Venter, left, and Quirion own South Boston’s Sweet Tooth Bakery (371 W. Broadway). Visit www.sweettoothboston.com for more info.
To walk along West Broadway through South Boston is to walk through a neighborhood in transition. Upscale new condo buildings shoulder up to snack shops offering lottery tickets and cigarettes, and a woman in a Statue of Liberty costume stands in the street on a blustery day advertising Liberty Tax, a tax preparer. Right in the midst of it, you’ll find Sweet Tooth bakery. Open since 2006, its windows display the wide array of decorated cakes the bakery is ready to create, from Barbie cakes to wedding cakes to Mike from “Monsters, Inc.” Inside, you’ll find the requisite beautifully decorated cupcakes, cookies the size of dinner plates and a wide selection of cake pops for those looking for a lighter snack.
Friends thought an interracial gay couple opening a bright pink bakery in conservative Southie was a little crazy, says David Venter, co-owner of Sweet Tooth along with his partner, Glenn Quirion. Despite those warnings, the neighborhood has always embraced them, and both Venter and Quirion immediately shot down the notion that anyone would be less than friendly. “People in the neighborhood were very welcoming,” says Quirion. Venter, who is black, thinks that once people saw him there, their customer base got much more diverse. “I was the visual,” he says. Now, everyone stops by. “We have drag queens come by in the middle of the day,” says Quirion.
Quirion is the head baker at Sweet Tooth, having learned from his mother who operated a bakery out of their home while he was growing up. But it was something more basic that inspired the two to open a bakery: A desire to get out of corporate life. Operating a bakery is no easy matter though: “I don’t know if anybody loves getting up at 2 o’clock in the morning six days a week,” says Quirion.
But running a bakery has its own rewards. “One of the things that Glenn and I said is that we want our bakery to be [a place where], when little kids are walking by, they smile. You’ll see the kids pointing. It’s hard to be in a bad mood when you come into a bakery. People are just generally very happy,” says Venter.
They’d like to see the neighborhood bring in some more lifestyle businesses like their own, while still maintaining the flavor of the neighborhood as it’s always been. “One of the things that I hope that South Boston doesn’t become is like the South End, where it pushes all of the artists and families out,” says Venter. “I’m hoping that with the growth of South Boston we can maintain some of the local feel.”

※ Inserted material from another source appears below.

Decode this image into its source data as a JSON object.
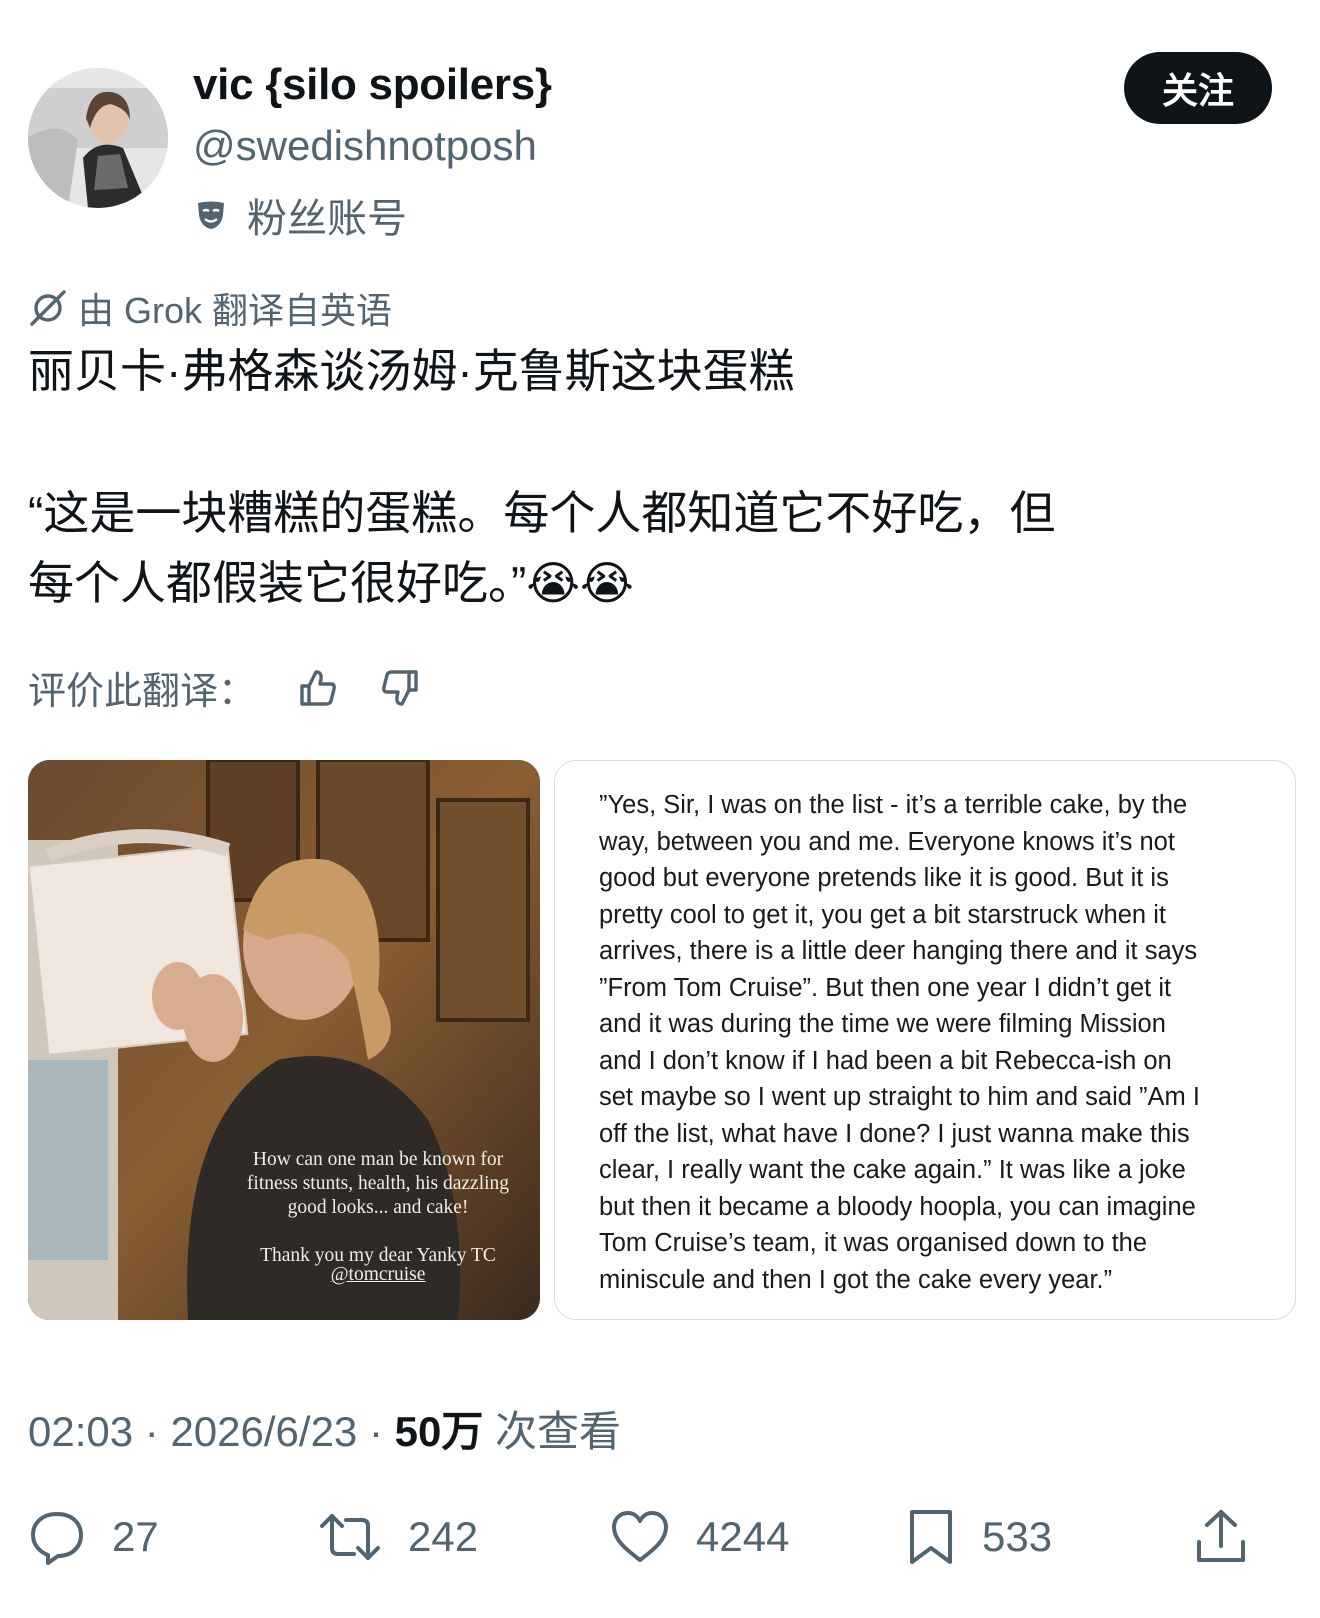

Business seems to be thriving. Sweet Tooth now offers a wholesale business, caters benefits and has even made cakes for private celebrity events, the details of which they’re not allowed to share with a humble reporter eager to learn what kind of cake famous people might like. While wedding cakes may be a big seller, they do big business in children’s birthday cakes, too. The most requested kid icon currently gracing cakes? Justin Bieber, of course — but Barbie is a close second. There’s a reason she merits a spot in the window display.
The two have received requests for every kind of cake design. “I still don’t get or understand when people want sculpted cakes of their pets. How do you cut it? I always joke around and say, ‘Please don’t make it red velvet,’” says Venter.
While Sweet Tooth may be expanding into new locations, expect the two to be in Southie for some time to come.